The effects of Uri also reverberated beyond the United States, with gas buyers in Mexico impacted by price spikes and supply shortages during the cold snap. 

Vulnerability to a repeat event this winter “clearly is a top-of-mind issue for many customers because many of them were exposed to shutdowns due to lack of physical availability,” said Igasamex’s Carlos Arriola, director general, last month at the U.S.-Mexico LDC Forum in San Antonio, TX.

NAESB, an industry forum comprising about 300 energy companies, said its Gas Electric Harmonization Committee had been meeting since June to discuss potential activities that the group could undertake to complement the joint inquiry.

NAESB Chairman Michael Desselle said he appreciated that the board “endorsed this standards project and determined to place the item on all three quadrant annual plans with a goal of initiating the development of new and enhanced gas and electric coordination business practices early next year.”

NAESB, whose mission is to develop and promote standards that “will lead to a seamless marketplace for wholesale and retail natural gas and electricity,” is divided into four segments or quadrants — wholesale electric, retail electric, wholesale gas and retail gas. Annual plans are published for the wholesale electric, wholesale gas, and combined retail gas and electric quadrants each year.

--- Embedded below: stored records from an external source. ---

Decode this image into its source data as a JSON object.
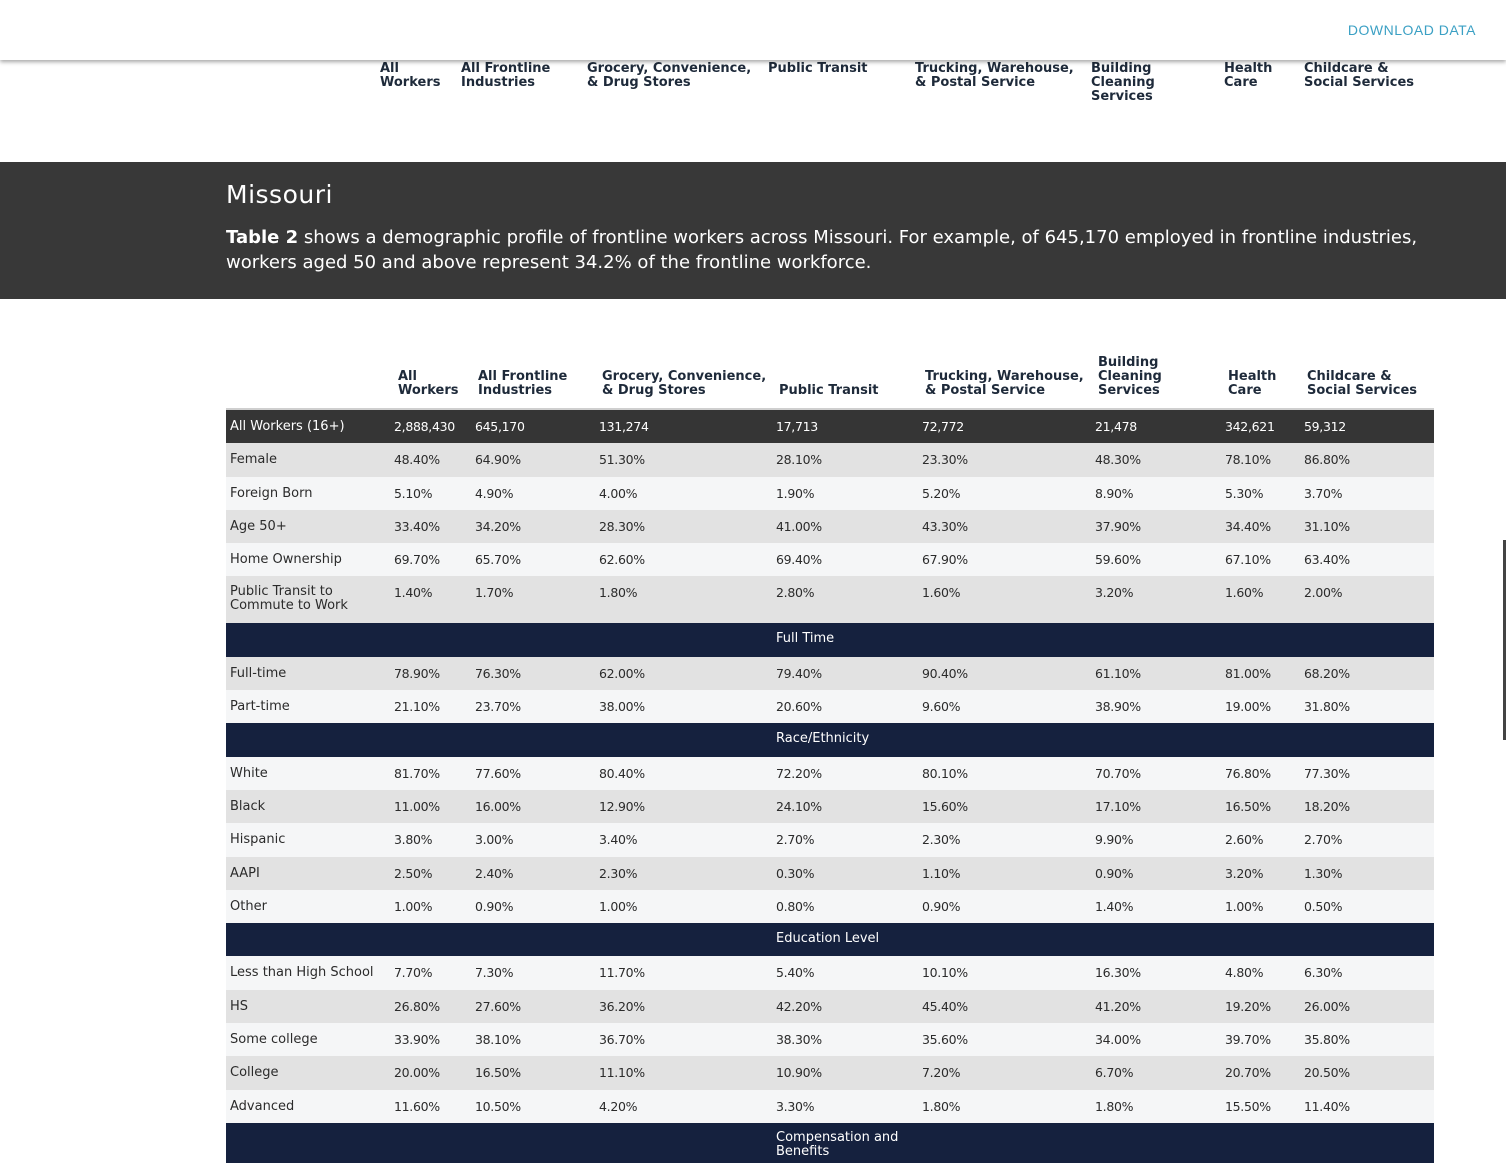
{
  "topbar": {
    "download_label": "DOWNLOAD DATA"
  },
  "columns": [
    "All\nWorkers",
    "All Frontline\nIndustries",
    "Grocery, Convenience,\n& Drug Stores",
    "Public Transit",
    "Trucking, Warehouse,\n& Postal Service",
    "Building\nCleaning\nServices",
    "Health\nCare",
    "Childcare &\nSocial Services"
  ],
  "banner": {
    "title": "Missouri",
    "desc_bold": "Table 2",
    "desc_rest": " shows a demographic profile of frontline workers across Missouri. For example, of 645,170 employed in frontline industries, workers aged 50 and above represent 34.2% of the frontline workforce."
  },
  "rows": [
    {
      "type": "dark",
      "label": "All Workers (16+)",
      "values": [
        "2,888,430",
        "645,170",
        "131,274",
        "17,713",
        "72,772",
        "21,478",
        "342,621",
        "59,312"
      ]
    },
    {
      "type": "gray",
      "label": "Female",
      "values": [
        "48.40%",
        "64.90%",
        "51.30%",
        "28.10%",
        "23.30%",
        "48.30%",
        "78.10%",
        "86.80%"
      ]
    },
    {
      "type": "light",
      "label": "Foreign Born",
      "values": [
        "5.10%",
        "4.90%",
        "4.00%",
        "1.90%",
        "5.20%",
        "8.90%",
        "5.30%",
        "3.70%"
      ]
    },
    {
      "type": "gray",
      "label": "Age 50+",
      "values": [
        "33.40%",
        "34.20%",
        "28.30%",
        "41.00%",
        "43.30%",
        "37.90%",
        "34.40%",
        "31.10%"
      ]
    },
    {
      "type": "light",
      "label": "Home Ownership",
      "values": [
        "69.70%",
        "65.70%",
        "62.60%",
        "69.40%",
        "67.90%",
        "59.60%",
        "67.10%",
        "63.40%"
      ]
    },
    {
      "type": "gray tall",
      "label": "Public Transit to Commute to Work",
      "values": [
        "1.40%",
        "1.70%",
        "1.80%",
        "2.80%",
        "1.60%",
        "3.20%",
        "1.60%",
        "2.00%"
      ]
    },
    {
      "type": "section",
      "label": "Full Time"
    },
    {
      "type": "gray",
      "label": "Full-time",
      "values": [
        "78.90%",
        "76.30%",
        "62.00%",
        "79.40%",
        "90.40%",
        "61.10%",
        "81.00%",
        "68.20%"
      ]
    },
    {
      "type": "light",
      "label": "Part-time",
      "values": [
        "21.10%",
        "23.70%",
        "38.00%",
        "20.60%",
        "9.60%",
        "38.90%",
        "19.00%",
        "31.80%"
      ]
    },
    {
      "type": "section",
      "label": "Race/Ethnicity"
    },
    {
      "type": "light",
      "label": "White",
      "values": [
        "81.70%",
        "77.60%",
        "80.40%",
        "72.20%",
        "80.10%",
        "70.70%",
        "76.80%",
        "77.30%"
      ]
    },
    {
      "type": "gray",
      "label": "Black",
      "values": [
        "11.00%",
        "16.00%",
        "12.90%",
        "24.10%",
        "15.60%",
        "17.10%",
        "16.50%",
        "18.20%"
      ]
    },
    {
      "type": "light",
      "label": "Hispanic",
      "values": [
        "3.80%",
        "3.00%",
        "3.40%",
        "2.70%",
        "2.30%",
        "9.90%",
        "2.60%",
        "2.70%"
      ]
    },
    {
      "type": "gray",
      "label": "AAPI",
      "values": [
        "2.50%",
        "2.40%",
        "2.30%",
        "0.30%",
        "1.10%",
        "0.90%",
        "3.20%",
        "1.30%"
      ]
    },
    {
      "type": "light",
      "label": "Other",
      "values": [
        "1.00%",
        "0.90%",
        "1.00%",
        "0.80%",
        "0.90%",
        "1.40%",
        "1.00%",
        "0.50%"
      ]
    },
    {
      "type": "section",
      "label": "Education Level"
    },
    {
      "type": "light",
      "label": "Less than High School",
      "values": [
        "7.70%",
        "7.30%",
        "11.70%",
        "5.40%",
        "10.10%",
        "16.30%",
        "4.80%",
        "6.30%"
      ]
    },
    {
      "type": "gray",
      "label": "HS",
      "values": [
        "26.80%",
        "27.60%",
        "36.20%",
        "42.20%",
        "45.40%",
        "41.20%",
        "19.20%",
        "26.00%"
      ]
    },
    {
      "type": "light",
      "label": "Some college",
      "values": [
        "33.90%",
        "38.10%",
        "36.70%",
        "38.30%",
        "35.60%",
        "34.00%",
        "39.70%",
        "35.80%"
      ]
    },
    {
      "type": "gray",
      "label": "College",
      "values": [
        "20.00%",
        "16.50%",
        "11.10%",
        "10.90%",
        "7.20%",
        "6.70%",
        "20.70%",
        "20.50%"
      ]
    },
    {
      "type": "light",
      "label": "Advanced",
      "values": [
        "11.60%",
        "10.50%",
        "4.20%",
        "3.30%",
        "1.80%",
        "1.80%",
        "15.50%",
        "11.40%"
      ]
    },
    {
      "type": "section tall",
      "label": "Compensation and Benefits"
    }
  ]
}
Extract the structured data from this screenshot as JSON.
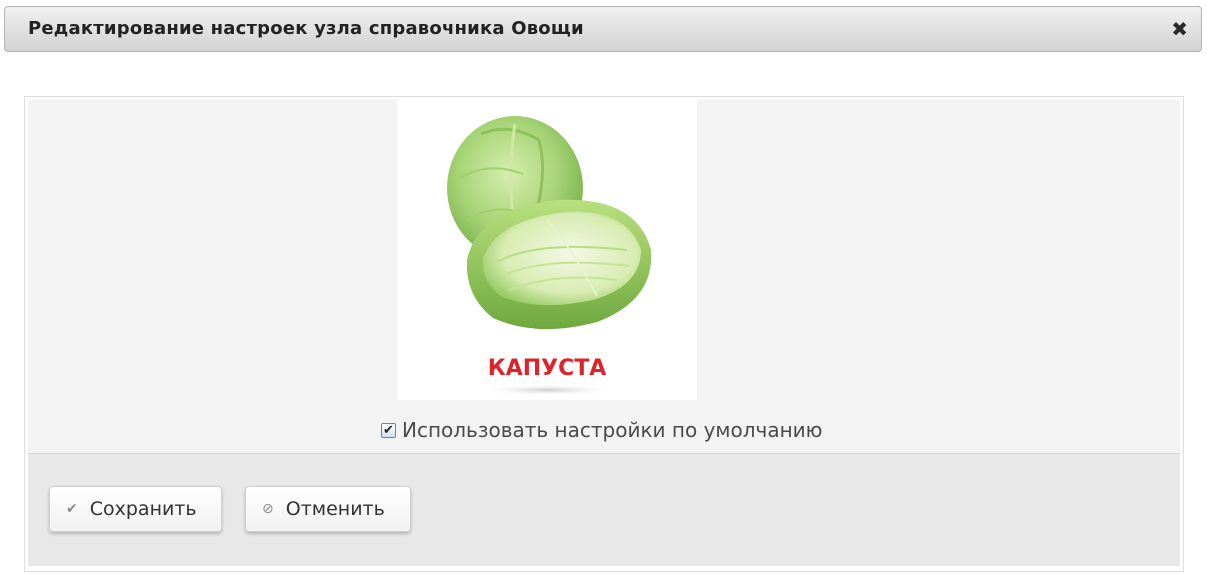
{
  "dialog": {
    "title": "Редактирование настроек узла справочника Овощи",
    "close_icon": "close-icon"
  },
  "image": {
    "caption": "КАПУСТА",
    "caption_color": "#e0232a"
  },
  "settings": {
    "use_defaults_label": "Использовать настройки по умолчанию",
    "use_defaults_checked": true
  },
  "footer": {
    "save_label": "Сохранить",
    "save_icon": "checkmark-icon",
    "cancel_label": "Отменить",
    "cancel_icon": "cancel-icon"
  }
}
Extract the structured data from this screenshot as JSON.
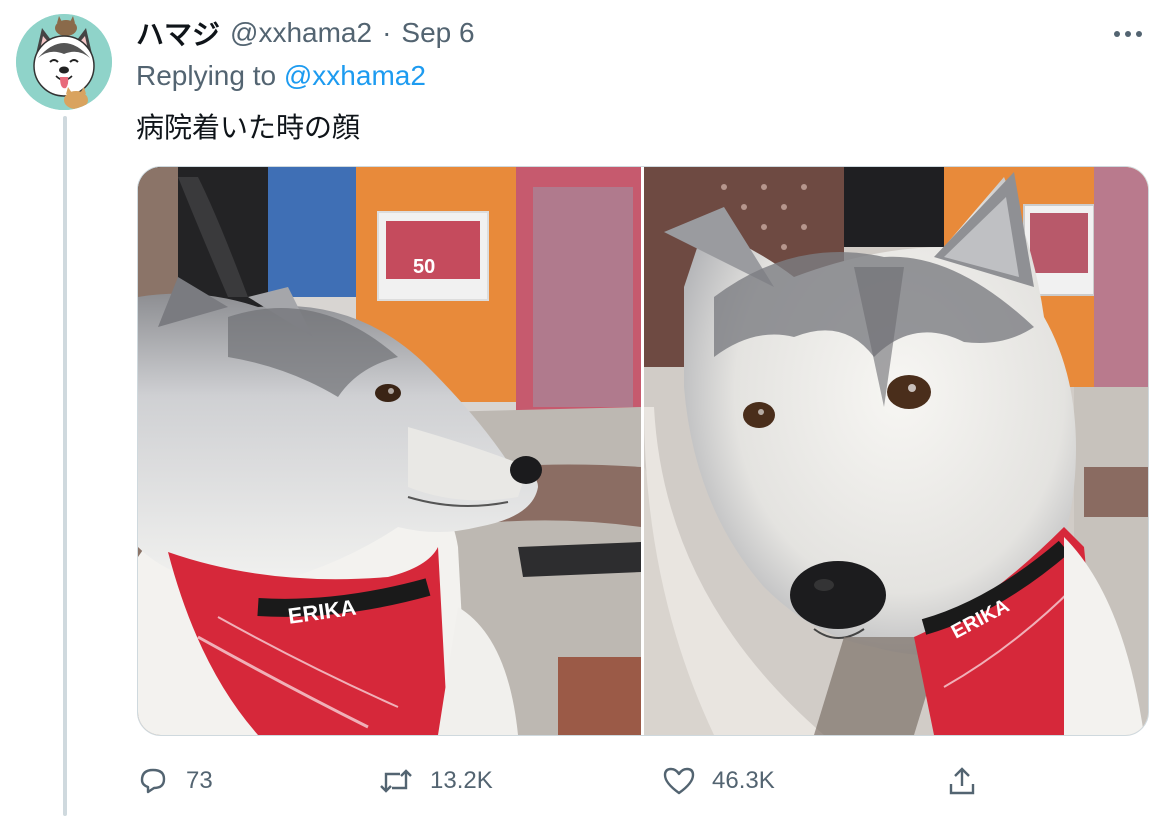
{
  "tweet": {
    "display_name": "ハマジ",
    "handle": "@xxhama2",
    "separator": "·",
    "date": "Sep 6",
    "reply_prefix": "Replying to",
    "reply_to": "@xxhama2",
    "text": "病院着いた時の顔",
    "more_icon": "more-dots-icon",
    "avatar_icon": "husky-cartoon-avatar"
  },
  "media": {
    "photos": [
      {
        "subject": "husky-in-car-side-profile"
      },
      {
        "subject": "husky-in-car-front-face"
      }
    ],
    "bandana_lettering_left": "ERIKA",
    "bandana_lettering_right": "ERIKA",
    "poster_number": "50"
  },
  "actions": {
    "reply": {
      "icon": "reply-bubble-icon",
      "count": "73"
    },
    "retweet": {
      "icon": "retweet-icon",
      "count": "13.2K"
    },
    "like": {
      "icon": "heart-icon",
      "count": "46.3K"
    },
    "share": {
      "icon": "share-upload-icon"
    }
  },
  "colors": {
    "text_primary": "#0f1419",
    "text_secondary": "#536471",
    "link": "#1d9bf0",
    "border": "#cfd9de"
  }
}
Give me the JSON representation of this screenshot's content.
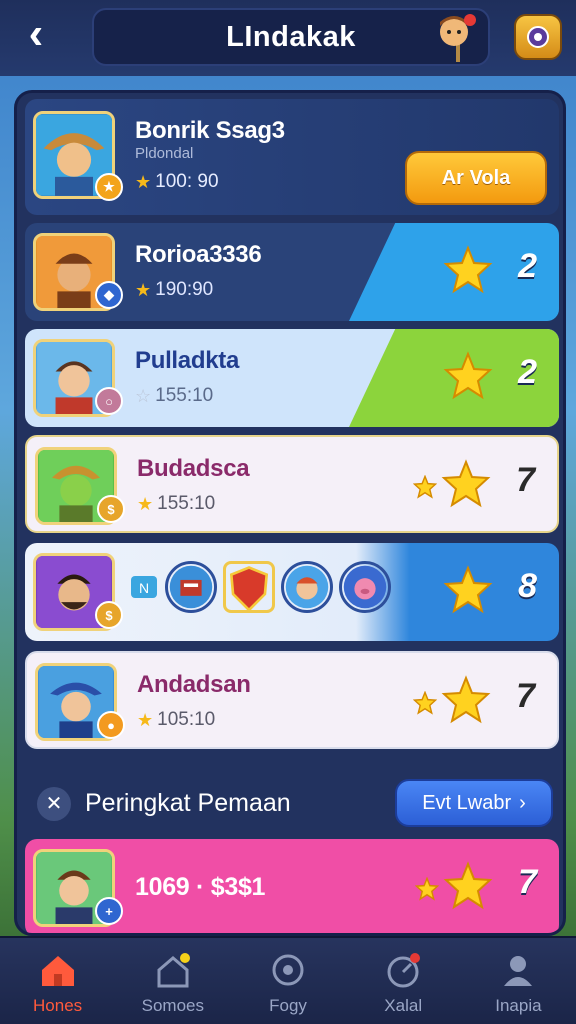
{
  "header": {
    "title": "LIndakak"
  },
  "colors": {
    "accent_blue": "#2ea2ea",
    "accent_green": "#8cd43c",
    "accent_pink": "#f04ea6",
    "button_yellow": "#f6a91a",
    "star": "#f6b91a"
  },
  "top_entry": {
    "name": "Bonrik Ssag3",
    "subtitle": "Pldondal",
    "score": "100: 90",
    "button": "Ar Vola"
  },
  "rows": [
    {
      "name": "Rorioa3336",
      "score": "190:90",
      "rank": "2"
    },
    {
      "name": "Pulladkta",
      "score": "155:10",
      "rank": "2"
    },
    {
      "name": "Budadsca",
      "score": "155:10",
      "rank": "7"
    },
    {
      "rank": "8"
    },
    {
      "name": "Andadsan",
      "score": "105:10",
      "rank": "7"
    }
  ],
  "section": {
    "title": "Peringkat Pemaan",
    "button": "Evt Lwabr"
  },
  "bottom_entry": {
    "name": "1069 · $3$1",
    "rank": "7"
  },
  "nav": [
    {
      "label": "Hones",
      "icon": "home-icon",
      "active": true
    },
    {
      "label": "Somoes",
      "icon": "house-badge-icon"
    },
    {
      "label": "Fogy",
      "icon": "compass-icon"
    },
    {
      "label": "Xalal",
      "icon": "gauge-icon"
    },
    {
      "label": "Inapia",
      "icon": "user-icon"
    }
  ]
}
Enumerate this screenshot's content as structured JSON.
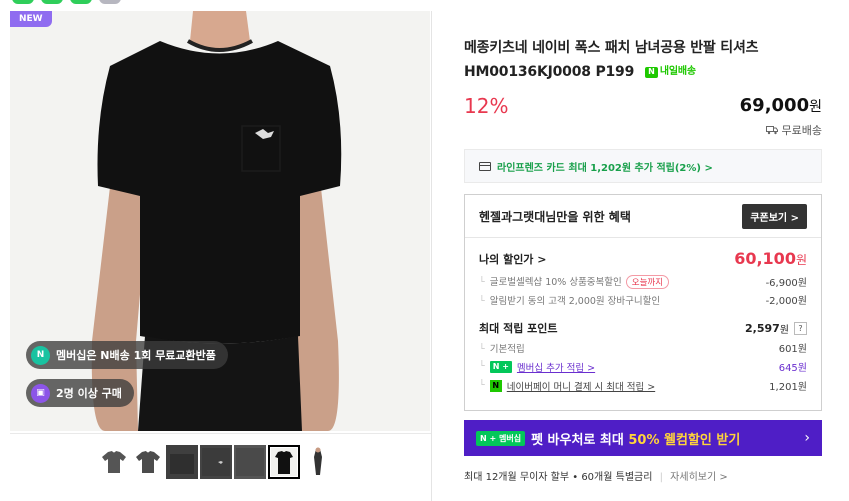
{
  "top_icons": [
    "#2fce5a",
    "#2fce5a",
    "#2fce5a",
    "#b7b7c0"
  ],
  "gallery": {
    "new_badge": "NEW",
    "chips": [
      {
        "icon": "n-exchange-icon",
        "label": "멤버십은 N배송 1회 무료교환반품"
      },
      {
        "icon": "bag-icon",
        "label": "2명 이상 구매"
      }
    ],
    "thumbnails_count": 7,
    "selected_thumbnail": 6
  },
  "product": {
    "title": "메종키츠네 네이비 폭스 패치 남녀공용 반팔 티셔츠 HM00136KJ0008 P199",
    "delivery_badge": "내일배송",
    "discount": "12%",
    "price": "69,000",
    "currency": "원",
    "shipping": "무료배송"
  },
  "card_promo": "라인프렌즈 카드 최대 1,202원 추가 적립(2%) >",
  "benefit": {
    "title": "헨젤과그랫대님만을 위한 혜택",
    "coupon_button": "쿠폰보기 >",
    "my_discount_label": "나의 할인가 >",
    "my_discount_value": "60,100",
    "my_discount_unit": "원",
    "discount_items": [
      {
        "label": "글로벌셀렉샵 10% 상품중복할인",
        "tag": "오늘까지",
        "value": "-6,900원"
      },
      {
        "label": "알림받기 동의 고객 2,000원 장바구니할인",
        "tag": "",
        "value": "-2,000원"
      }
    ],
    "points_label": "최대 적립 포인트",
    "points_value": "2,597",
    "points_unit": "원",
    "points_help": "?",
    "point_items": [
      {
        "label": "기본적립",
        "value": "601원"
      },
      {
        "badge": "N +",
        "label": "멤버십 추가 적립 >",
        "value": "645원"
      },
      {
        "badge": "N",
        "label": "네이버페이 머니 결제 시 최대 적립 >",
        "value": "1,201원"
      }
    ]
  },
  "banner": {
    "badge": "N + 멤버십",
    "text_prefix": "펫 바우처로 최대 ",
    "text_highlight": "50% 웰컴할인 받기",
    "arrow": "›"
  },
  "installment": {
    "text": "최대 12개월 무이자 할부 • 60개월 특별금리",
    "more": "자세히보기 >"
  }
}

Are New Standards Likely?

The board, said Desselle, “recognized our role as a forum well suited to facilitate communication between market entities, and with 30 years of standards development experience and 20 years of market coordination experience, I am confident that the organization will be able to adopt standards for consideration” by the Federal Energy Regulatory Commission in 2022.

The new standards development project “is intended to build upon NAESB’s existing body of standards and focus on commercial information sharing between critical parties during impending extreme weather-related operating conditions,” the group said. 

NAESB is working with FERC, NERC and the National Association of Regulatory Utility Commissioners to align its efforts with the recommendation included in the November report. 

“As a unique industry forum that convenes wholesale and retail natural gas and electric market participants, regulators, and other interested parties to develop business practice standards that underpin the commercial transactions of the markets, NAESB has a long history of working with its members and non-members in this area,” the group said. 

NAESB’s existing coordination standards “define communication protocols between interstate pipelines and gas-fired power plants concerning fuel requirements and operational issues that may impact gas delivery and have served as the basis for several subsequent standards development efforts initiated by the FERC and reports published by the National Petroleum Council.”

The announcement follows the adoption of rules by the Railroad Commission of Texas to ensure adequate natural gas supplies for the state in future weather emergencies.